Supply trucks and buyers have faced difficulties entering Asia’s largest fresh produce wholesale market, Azadpur Subzi Mandi, in the capital New Delhi.
Fears of food supply disruptions are especially acute for India’s poor and members of its informal sector, which make up 90 per cent of the workforce. About 450 million people work in daily wage jobs while more than 300 million people live below the poverty line and 1.8 million are homeless.
“Our first concern is food, not the virus,” said Suresh Kumar, 60, a bicycle rickshaw rider in New Delhi who supports a family of six on his daily earnings of 300 rupees (US$4). “I don’t know how I will manage.”
While the country grows enough food for its entire population, it is not able to feed at least millions on a daily basis. Bottlenecked supply chain, inadequate logistics, food wastage and sharp societal inequalities keep the country ranked at 102 among 117 countries in the Global Hunger Index.
Kavitha Kuruganti, national convenor of the Alliance for Sustainable and Holistic Agriculture, a group that promotes food supply and distribution, said: “To ease the supply chains, we are suggesting that the government take up village-level mobile procurement of a set of food items beyond rice and wheat, and then distribute the same to urban poor and others who want to order, like retailers and restaurants.”
Some state governments such as Tamil Nadu and Karnataka started initiatives to offer free food in subsidised canteens run by the government, though Karnataka later stopped this as officials could not manage the swelling crowd.
Kerala became the first state to announce the home delivery of bundles of food essentials to the poor, while in Uttar Pradesh, India’s most populous state with 223 million people, volunteers were drafted in for door-to-door deliveries of food rations. About 2 million informal workers in the state registered on a government database had 1,000 rupees (US$13) deposited in their bank accounts.
Police in Assam started handing out rice in some of the poorest districts.
In New Delhi, authorities teamed up with charities and aid groups to map out areas where the poor congregate, and distributed 500 hot meals.
The government has also reportedly identified thousands of sensitive clusters in major metropolitan areas where a shortage of food and water could potentially lead to unrest.

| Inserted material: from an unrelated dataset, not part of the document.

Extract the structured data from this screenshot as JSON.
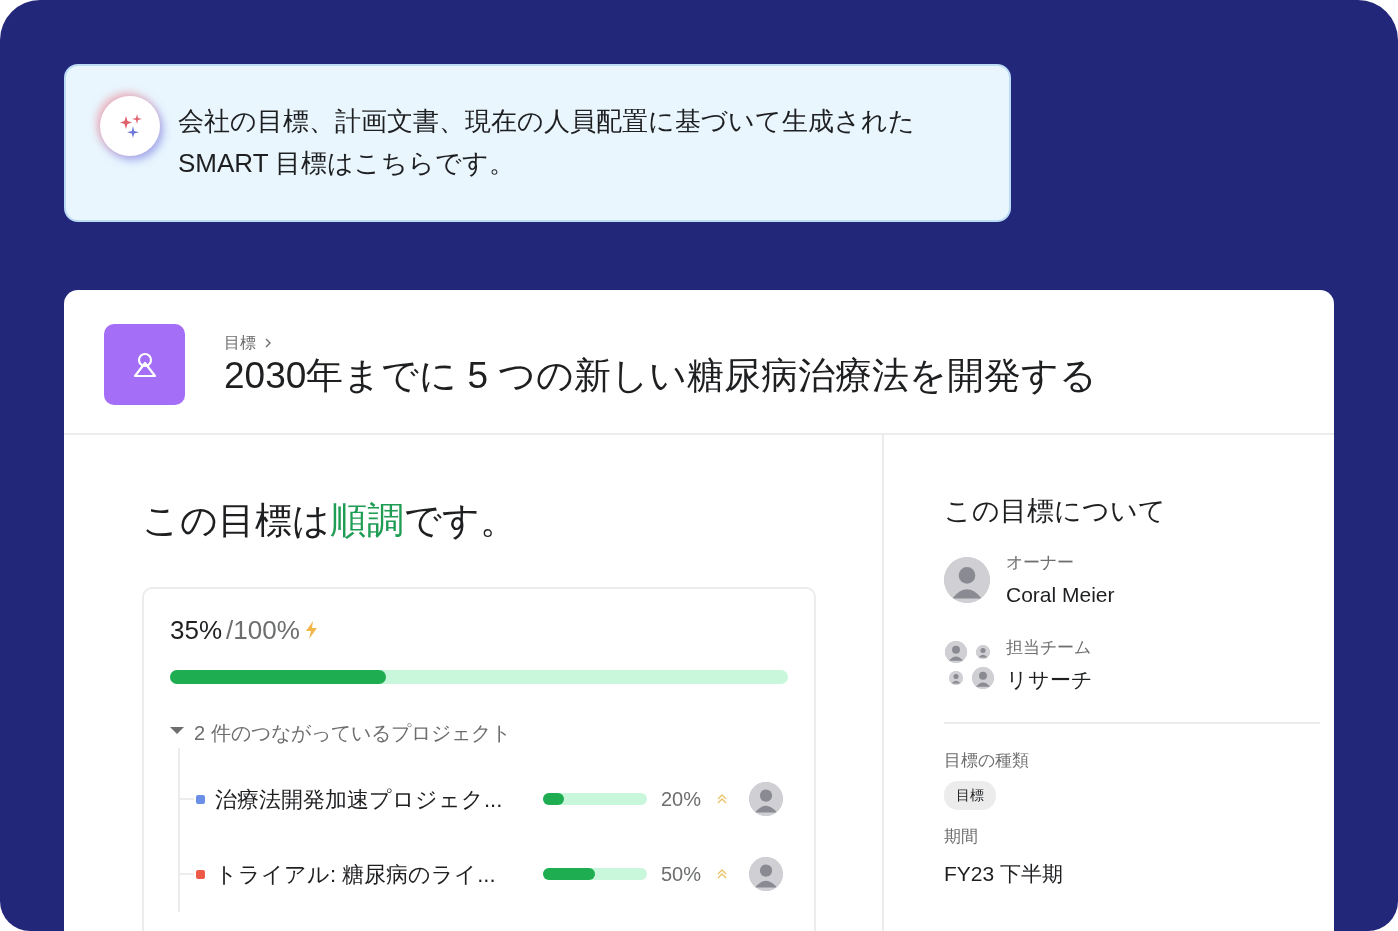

Uma Lele, the president-elect of the International Association of Agricultural Economists, said the government should provide informal workers with an income during this lockdown period.
It always seems impossible until it is done.